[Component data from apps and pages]
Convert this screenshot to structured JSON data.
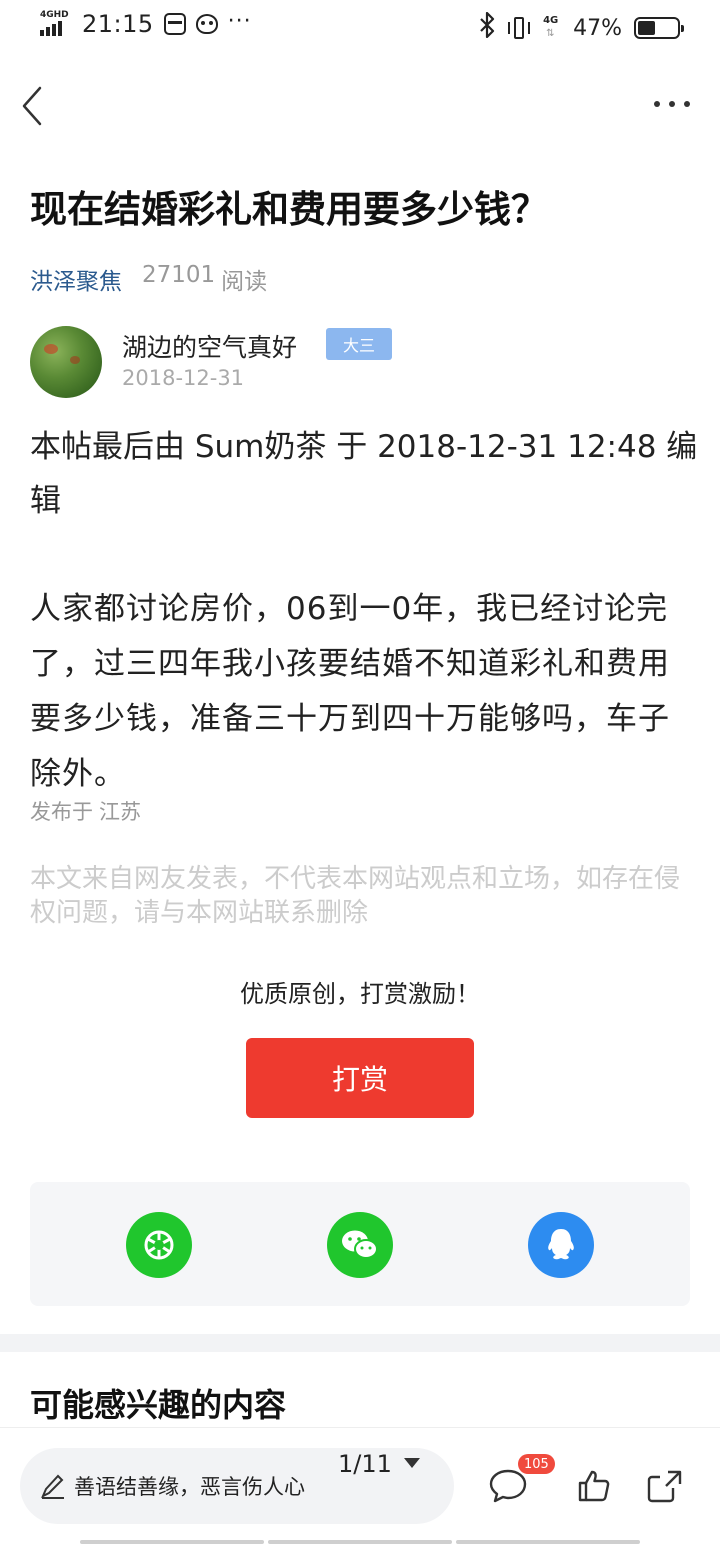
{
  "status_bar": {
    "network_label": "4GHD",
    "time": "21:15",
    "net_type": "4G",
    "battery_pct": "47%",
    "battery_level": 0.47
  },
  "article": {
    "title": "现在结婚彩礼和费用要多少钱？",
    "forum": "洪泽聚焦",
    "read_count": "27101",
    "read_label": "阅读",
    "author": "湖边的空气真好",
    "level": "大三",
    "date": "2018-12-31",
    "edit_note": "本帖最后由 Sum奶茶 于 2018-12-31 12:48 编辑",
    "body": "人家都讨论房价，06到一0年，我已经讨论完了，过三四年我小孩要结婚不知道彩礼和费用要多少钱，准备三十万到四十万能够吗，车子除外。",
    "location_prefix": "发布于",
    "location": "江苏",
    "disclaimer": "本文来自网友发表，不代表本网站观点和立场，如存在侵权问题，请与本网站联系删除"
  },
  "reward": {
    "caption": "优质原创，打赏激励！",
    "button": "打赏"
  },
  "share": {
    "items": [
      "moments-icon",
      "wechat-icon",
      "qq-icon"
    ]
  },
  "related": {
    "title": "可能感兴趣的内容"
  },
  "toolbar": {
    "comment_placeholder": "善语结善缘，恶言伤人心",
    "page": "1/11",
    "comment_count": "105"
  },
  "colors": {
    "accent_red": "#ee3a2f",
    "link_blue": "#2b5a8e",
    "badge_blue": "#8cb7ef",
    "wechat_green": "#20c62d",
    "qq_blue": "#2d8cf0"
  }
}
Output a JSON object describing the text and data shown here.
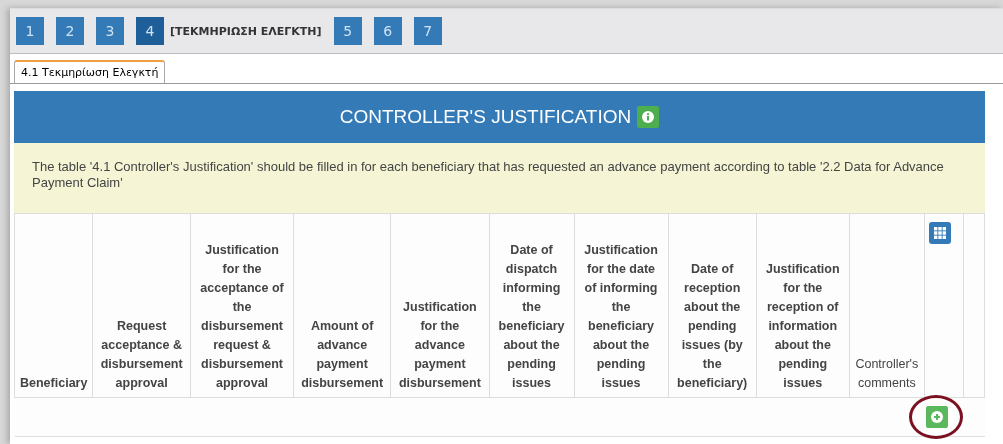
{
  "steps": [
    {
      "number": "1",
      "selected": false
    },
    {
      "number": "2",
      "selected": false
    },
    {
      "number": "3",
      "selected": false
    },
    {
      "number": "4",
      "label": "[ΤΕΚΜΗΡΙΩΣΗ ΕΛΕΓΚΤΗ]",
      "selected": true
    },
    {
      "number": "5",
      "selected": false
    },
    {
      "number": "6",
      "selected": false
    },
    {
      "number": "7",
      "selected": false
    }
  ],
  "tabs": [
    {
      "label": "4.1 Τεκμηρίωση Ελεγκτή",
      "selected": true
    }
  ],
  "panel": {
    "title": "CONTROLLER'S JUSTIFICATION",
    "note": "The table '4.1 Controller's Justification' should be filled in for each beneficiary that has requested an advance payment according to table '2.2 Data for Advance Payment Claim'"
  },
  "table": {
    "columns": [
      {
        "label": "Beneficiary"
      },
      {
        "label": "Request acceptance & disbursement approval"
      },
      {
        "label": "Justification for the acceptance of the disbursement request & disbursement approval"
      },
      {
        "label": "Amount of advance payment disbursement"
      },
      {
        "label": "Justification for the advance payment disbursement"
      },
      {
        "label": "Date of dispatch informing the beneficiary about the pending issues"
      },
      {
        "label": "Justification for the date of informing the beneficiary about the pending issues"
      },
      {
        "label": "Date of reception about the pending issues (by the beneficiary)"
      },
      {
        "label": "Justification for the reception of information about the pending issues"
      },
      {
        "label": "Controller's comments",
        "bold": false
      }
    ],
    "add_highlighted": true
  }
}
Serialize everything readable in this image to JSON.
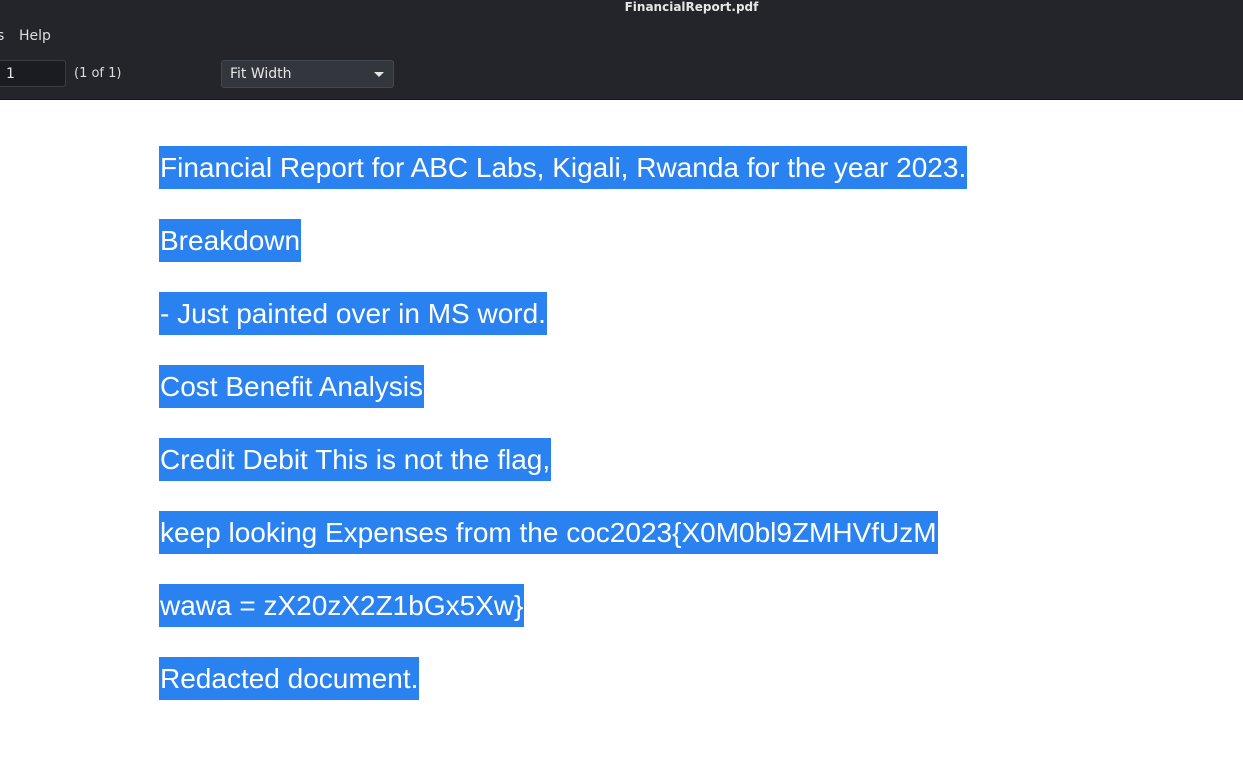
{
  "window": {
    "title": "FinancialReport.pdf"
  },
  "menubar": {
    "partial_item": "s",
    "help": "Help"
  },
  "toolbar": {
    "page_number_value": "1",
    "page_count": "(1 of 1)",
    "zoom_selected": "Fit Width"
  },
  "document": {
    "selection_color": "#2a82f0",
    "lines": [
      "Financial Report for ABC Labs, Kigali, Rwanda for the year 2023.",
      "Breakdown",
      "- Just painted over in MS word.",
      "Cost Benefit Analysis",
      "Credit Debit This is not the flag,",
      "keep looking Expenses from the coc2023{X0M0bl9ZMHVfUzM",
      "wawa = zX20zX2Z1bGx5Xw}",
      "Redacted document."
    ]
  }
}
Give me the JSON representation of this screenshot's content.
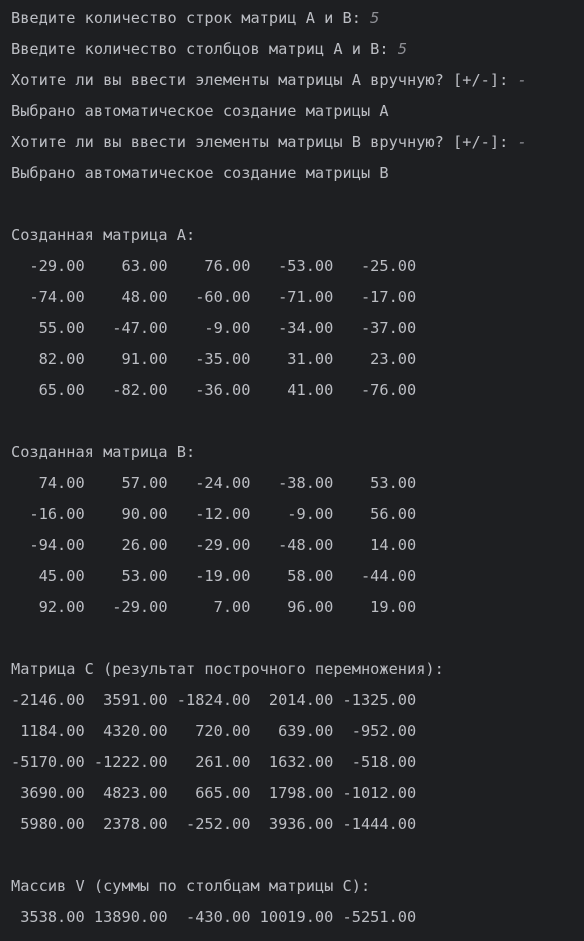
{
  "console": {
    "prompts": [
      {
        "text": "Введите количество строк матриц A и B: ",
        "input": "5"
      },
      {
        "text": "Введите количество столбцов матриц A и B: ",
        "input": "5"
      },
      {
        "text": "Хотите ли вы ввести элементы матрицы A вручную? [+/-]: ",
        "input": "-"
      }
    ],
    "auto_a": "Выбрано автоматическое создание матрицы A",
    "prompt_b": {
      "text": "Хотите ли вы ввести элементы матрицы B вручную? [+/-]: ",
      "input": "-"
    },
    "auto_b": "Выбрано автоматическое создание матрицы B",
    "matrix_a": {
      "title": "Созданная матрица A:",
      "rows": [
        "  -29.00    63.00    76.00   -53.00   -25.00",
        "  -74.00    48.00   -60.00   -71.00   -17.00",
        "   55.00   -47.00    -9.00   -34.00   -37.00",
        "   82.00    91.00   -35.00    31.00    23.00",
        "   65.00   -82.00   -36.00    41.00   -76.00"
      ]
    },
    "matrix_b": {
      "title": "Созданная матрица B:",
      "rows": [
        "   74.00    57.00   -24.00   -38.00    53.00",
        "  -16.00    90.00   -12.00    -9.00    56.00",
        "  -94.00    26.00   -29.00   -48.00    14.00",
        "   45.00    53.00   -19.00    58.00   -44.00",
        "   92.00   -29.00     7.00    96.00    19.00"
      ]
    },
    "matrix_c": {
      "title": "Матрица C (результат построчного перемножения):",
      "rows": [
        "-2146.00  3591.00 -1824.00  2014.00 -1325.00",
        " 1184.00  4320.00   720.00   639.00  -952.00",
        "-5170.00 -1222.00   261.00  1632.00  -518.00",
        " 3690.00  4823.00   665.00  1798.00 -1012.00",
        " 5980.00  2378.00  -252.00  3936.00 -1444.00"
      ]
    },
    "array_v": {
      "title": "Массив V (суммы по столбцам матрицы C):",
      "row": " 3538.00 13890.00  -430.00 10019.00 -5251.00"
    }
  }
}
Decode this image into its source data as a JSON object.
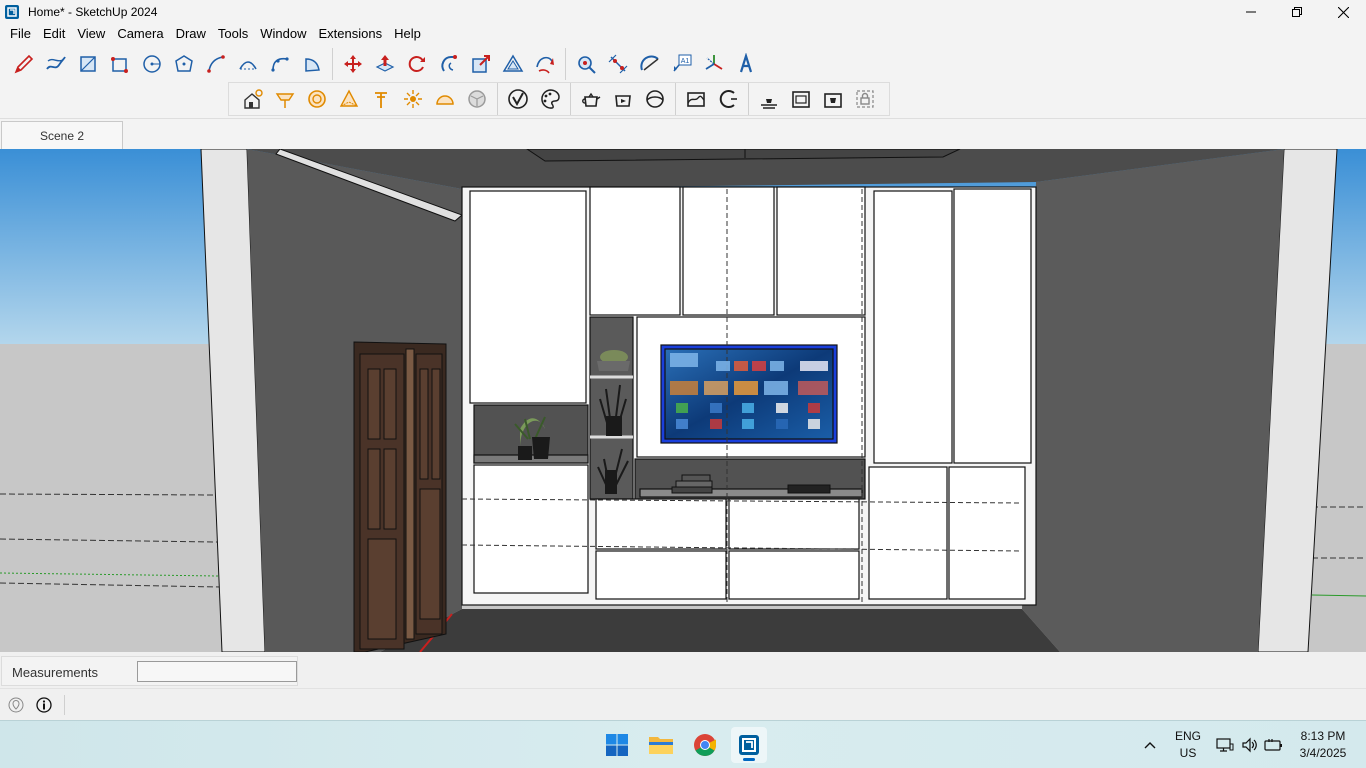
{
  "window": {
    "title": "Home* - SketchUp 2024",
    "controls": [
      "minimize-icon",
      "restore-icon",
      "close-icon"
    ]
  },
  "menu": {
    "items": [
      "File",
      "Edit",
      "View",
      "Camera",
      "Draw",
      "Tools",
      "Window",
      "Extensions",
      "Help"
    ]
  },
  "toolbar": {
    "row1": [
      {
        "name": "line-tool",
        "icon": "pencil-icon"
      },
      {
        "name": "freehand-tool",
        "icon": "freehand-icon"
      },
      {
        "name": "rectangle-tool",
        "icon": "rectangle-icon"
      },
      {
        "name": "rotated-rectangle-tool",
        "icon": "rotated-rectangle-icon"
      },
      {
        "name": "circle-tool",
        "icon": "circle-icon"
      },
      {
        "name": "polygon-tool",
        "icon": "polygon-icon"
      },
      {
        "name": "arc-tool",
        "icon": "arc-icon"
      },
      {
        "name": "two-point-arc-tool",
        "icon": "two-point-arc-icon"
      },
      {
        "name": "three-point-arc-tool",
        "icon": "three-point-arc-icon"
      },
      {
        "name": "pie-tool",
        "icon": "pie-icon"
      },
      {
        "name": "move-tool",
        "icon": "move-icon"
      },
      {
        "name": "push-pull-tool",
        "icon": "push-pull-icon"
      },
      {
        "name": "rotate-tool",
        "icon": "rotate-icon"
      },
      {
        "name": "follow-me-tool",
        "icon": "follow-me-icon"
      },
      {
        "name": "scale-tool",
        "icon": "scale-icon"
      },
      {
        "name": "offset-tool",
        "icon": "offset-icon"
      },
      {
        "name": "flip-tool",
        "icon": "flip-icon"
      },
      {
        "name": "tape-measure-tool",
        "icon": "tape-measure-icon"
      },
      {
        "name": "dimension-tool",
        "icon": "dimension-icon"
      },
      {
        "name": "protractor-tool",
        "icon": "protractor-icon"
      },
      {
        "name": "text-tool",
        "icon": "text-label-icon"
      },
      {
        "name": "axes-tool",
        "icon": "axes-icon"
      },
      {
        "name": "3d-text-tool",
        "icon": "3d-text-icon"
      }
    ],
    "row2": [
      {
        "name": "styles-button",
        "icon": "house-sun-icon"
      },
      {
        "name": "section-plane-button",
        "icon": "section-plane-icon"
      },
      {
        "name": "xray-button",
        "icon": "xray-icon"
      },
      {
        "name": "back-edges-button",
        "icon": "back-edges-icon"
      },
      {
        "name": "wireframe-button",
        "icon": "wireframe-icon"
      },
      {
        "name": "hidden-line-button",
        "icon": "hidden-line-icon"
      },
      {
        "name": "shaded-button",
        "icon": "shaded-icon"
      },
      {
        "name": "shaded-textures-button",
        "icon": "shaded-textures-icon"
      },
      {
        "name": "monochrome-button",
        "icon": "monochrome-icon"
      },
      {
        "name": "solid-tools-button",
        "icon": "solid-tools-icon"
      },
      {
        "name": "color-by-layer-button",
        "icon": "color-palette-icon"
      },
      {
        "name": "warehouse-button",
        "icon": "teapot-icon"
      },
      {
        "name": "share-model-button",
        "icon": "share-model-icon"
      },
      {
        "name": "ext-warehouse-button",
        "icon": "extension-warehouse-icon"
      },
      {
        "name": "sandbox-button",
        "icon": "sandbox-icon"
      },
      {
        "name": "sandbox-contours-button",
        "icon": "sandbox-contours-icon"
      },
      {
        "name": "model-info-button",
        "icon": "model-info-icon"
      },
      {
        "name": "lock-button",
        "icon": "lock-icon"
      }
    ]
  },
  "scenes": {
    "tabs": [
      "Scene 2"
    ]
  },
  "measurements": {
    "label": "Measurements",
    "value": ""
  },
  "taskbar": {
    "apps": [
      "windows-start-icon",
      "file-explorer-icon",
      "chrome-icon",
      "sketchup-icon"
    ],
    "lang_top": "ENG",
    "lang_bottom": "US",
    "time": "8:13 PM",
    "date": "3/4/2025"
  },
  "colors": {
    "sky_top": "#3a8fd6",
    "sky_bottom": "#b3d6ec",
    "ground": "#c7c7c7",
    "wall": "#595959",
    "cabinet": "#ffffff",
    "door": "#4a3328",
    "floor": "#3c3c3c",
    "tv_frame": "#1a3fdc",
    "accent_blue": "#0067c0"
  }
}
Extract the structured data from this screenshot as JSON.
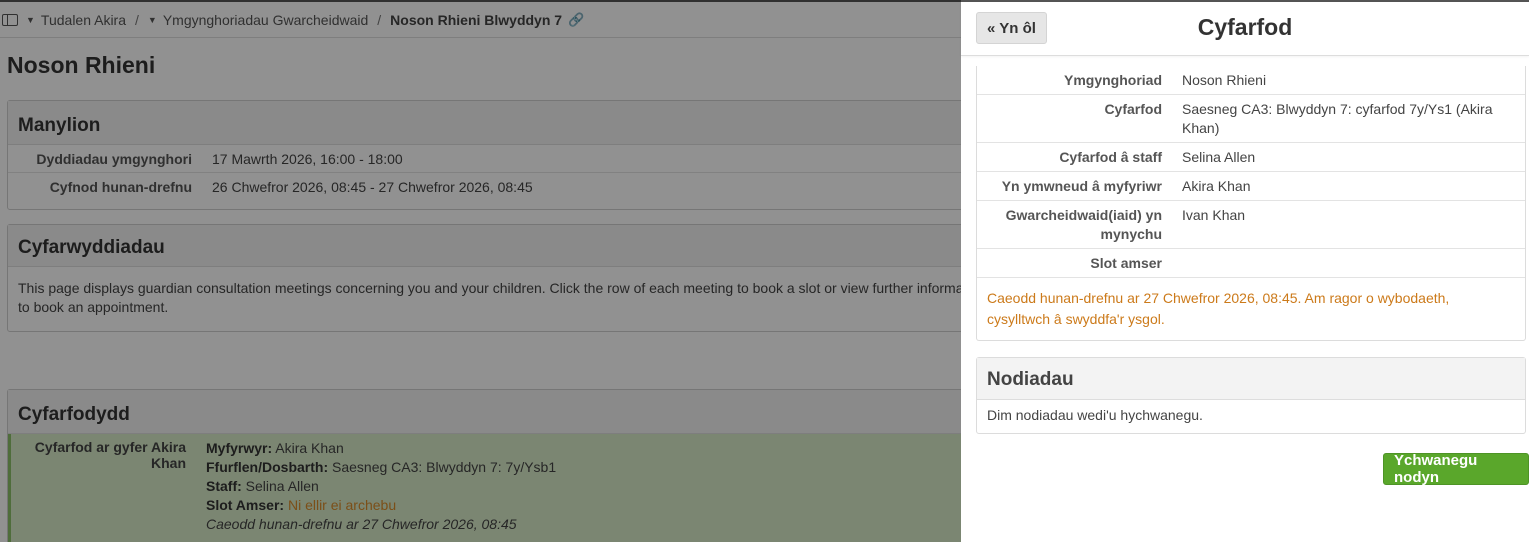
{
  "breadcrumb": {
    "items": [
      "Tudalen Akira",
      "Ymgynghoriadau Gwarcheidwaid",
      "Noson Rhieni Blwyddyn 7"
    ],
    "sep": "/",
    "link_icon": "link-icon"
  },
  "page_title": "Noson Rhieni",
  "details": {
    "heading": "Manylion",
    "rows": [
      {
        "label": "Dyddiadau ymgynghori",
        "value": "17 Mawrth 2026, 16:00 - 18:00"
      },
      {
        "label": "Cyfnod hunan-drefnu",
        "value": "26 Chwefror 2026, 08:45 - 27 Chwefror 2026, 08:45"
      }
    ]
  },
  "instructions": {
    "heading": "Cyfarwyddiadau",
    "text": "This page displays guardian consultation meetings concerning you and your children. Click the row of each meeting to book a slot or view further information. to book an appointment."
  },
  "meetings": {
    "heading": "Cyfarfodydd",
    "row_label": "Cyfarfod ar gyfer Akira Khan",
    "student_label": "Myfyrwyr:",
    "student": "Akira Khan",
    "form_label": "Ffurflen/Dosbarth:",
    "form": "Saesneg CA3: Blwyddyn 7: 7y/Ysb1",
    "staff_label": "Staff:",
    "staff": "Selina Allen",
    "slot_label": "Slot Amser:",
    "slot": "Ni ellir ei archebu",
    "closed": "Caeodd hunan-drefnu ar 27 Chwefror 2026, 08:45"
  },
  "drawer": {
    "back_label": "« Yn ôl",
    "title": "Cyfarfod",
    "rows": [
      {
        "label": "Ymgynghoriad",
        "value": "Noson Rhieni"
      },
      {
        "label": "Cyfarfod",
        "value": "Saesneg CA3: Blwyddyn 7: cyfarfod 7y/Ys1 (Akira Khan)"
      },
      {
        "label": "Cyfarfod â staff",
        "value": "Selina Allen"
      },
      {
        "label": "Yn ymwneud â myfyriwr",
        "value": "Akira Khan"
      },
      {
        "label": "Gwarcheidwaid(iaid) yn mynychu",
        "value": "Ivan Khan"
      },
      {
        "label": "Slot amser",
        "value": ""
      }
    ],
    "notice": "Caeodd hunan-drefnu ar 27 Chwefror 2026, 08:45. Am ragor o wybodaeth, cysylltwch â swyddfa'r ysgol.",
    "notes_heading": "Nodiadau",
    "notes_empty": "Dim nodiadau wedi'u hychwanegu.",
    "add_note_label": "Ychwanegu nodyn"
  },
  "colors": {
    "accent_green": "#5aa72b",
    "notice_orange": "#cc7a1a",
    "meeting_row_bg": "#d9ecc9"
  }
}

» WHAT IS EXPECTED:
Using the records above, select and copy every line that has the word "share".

» TASK RESULT:
  "share": {
        "name": "share-model-button",
        "icon": "share-model-icon"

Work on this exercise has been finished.